Africa requires the reform of global financial architecture as that would position countries in the continent to access Climate Change action funding, resources and ensure long-term adaptation according to the immediate past Vice President, Prof. Yemi Osinbajo, SAN, GCON.
He made this statement while fielding questions from journalists on Wednesday during a media chat at the just concluded first Africa Climate Summit, #ACS23, which took place in Nairobi, Kenya.
When asked about global taxes and reforms to international financial institutions to help fund climate change action announced at #ACS23, Prof. Osinbajo stated that “the reforms to the global financial architecture are crucial if Africa is to be positioned to access resources for immediate crisis response, long-term adaptation and resilience, and a green economic growth path.
“And this is urgent, as borrowing from capital markets is costing African countries 500% of what they would pay if sufficient capital was available from the World Bank. This could result in African countries paying an additional $56 billion in repayment costs on new debt raised between 2017 and 2021.”
Speaking on the outcome of the Summit, the former Vice President mentioned that one of the major takeaways from the summit is “the new framing of Africa not as a victim, but as a key solution to the climate crisis by pursuing a Climate Positive Growth Path as opposed to the carbon-intensive, more income, more emissions trajectory of the global North.”
He also reaffirmed his view on Africa being the first green civilization, pointing out that President William Ruto of Kenya also amplified that position, noting that “Africa with its untapped renewable energy potential, the world’s youngest and fastest growing workforce, and critical minerals and resources has the fundamentals to become a cost-competitive green industrial hub, greening both African and global consumption and removing carbon from the air.”
Regarding the use of carbon credits in tackling climate change, Prof. Osinbajo indicated that “it is essential that we join forces across borders and champion scalable solutions.
“Carbon credits could be a game-changer for Africa. It has the potential to unlock billions for the climate finance needs of African economies while expanding energy access, creating jobs, protecting biodiversity, and driving climate action.”
On the announcement of a $4.5billion finance initiative for clean energy projects in Africa from the UAE, Prof. Osinbajo said that mobilizing climate finance is vital for addressing the climate crisis.
His words: “The $4.5bn finance initiative announced by the UAE is a positive and commendable development. It reflects a commitment to addressing the pressing issue of climate change by investing in renewable and sustainable energy solutions in Africa which is essential for reducing emissions, creating jobs and driving social and economic development.

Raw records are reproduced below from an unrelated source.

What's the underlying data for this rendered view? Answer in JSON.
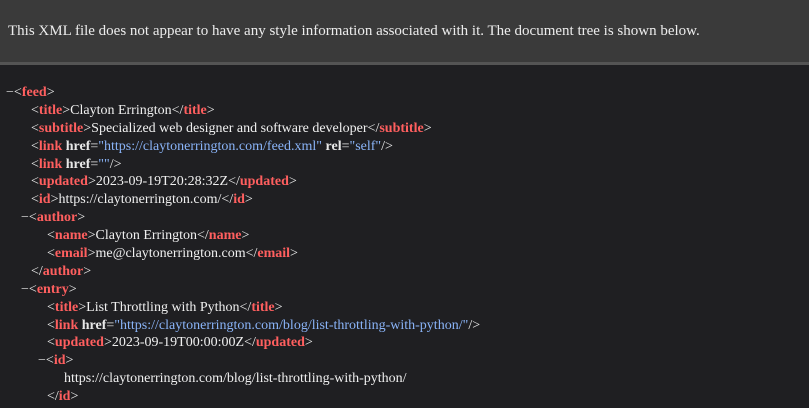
{
  "banner": {
    "message": "This XML file does not appear to have any style information associated with it. The document tree is shown below."
  },
  "toggle_symbol": "−",
  "tags": {
    "feed": "feed",
    "title": "title",
    "subtitle": "subtitle",
    "link": "link",
    "updated": "updated",
    "id": "id",
    "author": "author",
    "name": "name",
    "email": "email",
    "entry": "entry"
  },
  "attrs": {
    "href": "href",
    "rel": "rel"
  },
  "feed": {
    "title": "Clayton Errington",
    "subtitle": "Specialized web designer and software developer",
    "link1_href": "\"https://claytonerrington.com/feed.xml\"",
    "link1_rel": "\"self\"",
    "link2_href": "\"\"",
    "updated": "2023-09-19T20:28:32Z",
    "id": "https://claytonerrington.com/",
    "author": {
      "name": "Clayton Errington",
      "email": "me@claytonerrington.com"
    },
    "entry": {
      "title": "List Throttling with Python",
      "link_href": "\"https://claytonerrington.com/blog/list-throttling-with-python/\"",
      "updated": "2023-09-19T00:00:00Z",
      "id": "https://claytonerrington.com/blog/list-throttling-with-python/"
    }
  }
}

Prof. Osinbajo who is a global advisor to the Global Energy Alliance on People and Planet, GEAPP, engaged in several panel discussions, delivered remarks at a side-line event on “Powering Prosperity in Africa by Scaling DREs and Minigrids” as well as participated in a meeting with African and Global North Finance officials to discuss Special Drawing Rights (SDR) Allocation.
In addition, he interacted with leaders and stakeholders from around the world on the blossoming carbon market in Africa, its regulation and the carbon market activation being spearheaded by the Africa Carbon Markets Initiative, ACMI.